Share openly with your partner and make communication a priority in your relationship. Couples who remain faithful to each other are those who are willing to have authentic communication, even when those conversations are sometimes difficult, explains clinical psychologist and marriage counselor Randi Gunther in the Psychology Today article, “Promise Keepers: The Committed Partners Who Stay Faithful to Each Other.” If there are no secrets in your marriage and you are focused on addressing issues as they come up, you are more able to head off potential problems.
Avoid situations where temptation may be expected. Have enough respect for your partner to stay away from those who would encourage you to cheat or who may attempt to seduce you when your partner is not around. Don’t set yourself up for failure by spending intimate one-on-one time with someone you would otherwise be attracted to.
Look at cheating as a life-changing choice rather than an impetuous decision, advises Mark Smaller, a spokesman for the American Psychoanalytic Association, quoted in the Forbes article, “Ten Ways to Stay Faithful.” Force yourself to think about the consequences of cheating before you act and contemplate the long-term risks you could be taking. This can help shore up your commitment to your partner or help you understand the problems that exist in your relationship better.
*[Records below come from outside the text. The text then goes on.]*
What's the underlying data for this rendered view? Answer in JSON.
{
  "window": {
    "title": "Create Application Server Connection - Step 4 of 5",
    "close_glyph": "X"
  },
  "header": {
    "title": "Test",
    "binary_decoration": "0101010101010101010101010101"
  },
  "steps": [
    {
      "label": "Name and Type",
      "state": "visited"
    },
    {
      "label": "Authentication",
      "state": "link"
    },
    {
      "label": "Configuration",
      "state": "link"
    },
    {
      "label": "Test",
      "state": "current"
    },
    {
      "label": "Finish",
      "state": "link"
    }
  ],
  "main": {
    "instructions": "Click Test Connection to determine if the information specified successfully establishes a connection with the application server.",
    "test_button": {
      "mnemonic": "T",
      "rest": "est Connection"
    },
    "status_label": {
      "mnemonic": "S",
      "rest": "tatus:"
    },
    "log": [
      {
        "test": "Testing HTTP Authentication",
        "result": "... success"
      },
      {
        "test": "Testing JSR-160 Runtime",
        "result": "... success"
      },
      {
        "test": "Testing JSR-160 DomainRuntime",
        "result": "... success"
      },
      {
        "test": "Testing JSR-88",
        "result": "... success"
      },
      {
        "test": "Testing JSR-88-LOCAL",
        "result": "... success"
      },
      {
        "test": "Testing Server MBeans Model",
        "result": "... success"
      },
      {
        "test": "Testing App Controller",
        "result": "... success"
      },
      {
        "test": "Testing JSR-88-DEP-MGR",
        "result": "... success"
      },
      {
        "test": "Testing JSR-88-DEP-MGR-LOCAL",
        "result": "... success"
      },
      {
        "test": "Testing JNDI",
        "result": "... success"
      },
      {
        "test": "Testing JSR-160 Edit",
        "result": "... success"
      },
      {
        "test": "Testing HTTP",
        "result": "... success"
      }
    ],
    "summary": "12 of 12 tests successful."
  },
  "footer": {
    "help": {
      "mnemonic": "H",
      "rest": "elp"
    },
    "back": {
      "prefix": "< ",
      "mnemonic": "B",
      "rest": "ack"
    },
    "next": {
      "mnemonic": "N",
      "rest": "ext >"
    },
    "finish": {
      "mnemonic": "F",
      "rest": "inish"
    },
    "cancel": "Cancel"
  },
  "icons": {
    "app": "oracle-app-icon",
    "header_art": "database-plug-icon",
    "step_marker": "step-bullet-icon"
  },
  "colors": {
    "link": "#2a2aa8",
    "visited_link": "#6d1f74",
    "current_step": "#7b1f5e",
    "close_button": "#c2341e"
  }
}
Have realistic expectations about what a committed relationship should look like. Don’t expect the butterflies to last forever, but do allow yourself to look for the benefits of a deeper love. Know that there will be days when you may not want to be around your partner and understand that this can be normal. It does not mean your relationship is doomed and you should start looking elsewhere; it just means you are maturing to the next stage of your relationship as you work to fit the lives of two people together.
Face relationship problems head on. If you are considering cheating, there is a problem at the root of your relationship that needs to be addressed, according to the National Healthy Marriage Resource Center. Contemplate what it is your relationship is missing and look for solutions that could resolve that problem. Talk to your partner about issues as well, so that you can face the current problems together.
Seek the help of a therapist if you feel you may need some outside guidance as you work through your feelings and desires. If you have been guilty of cheating in the past, divulge those details to a professional so that you may begin a path toward change for the future.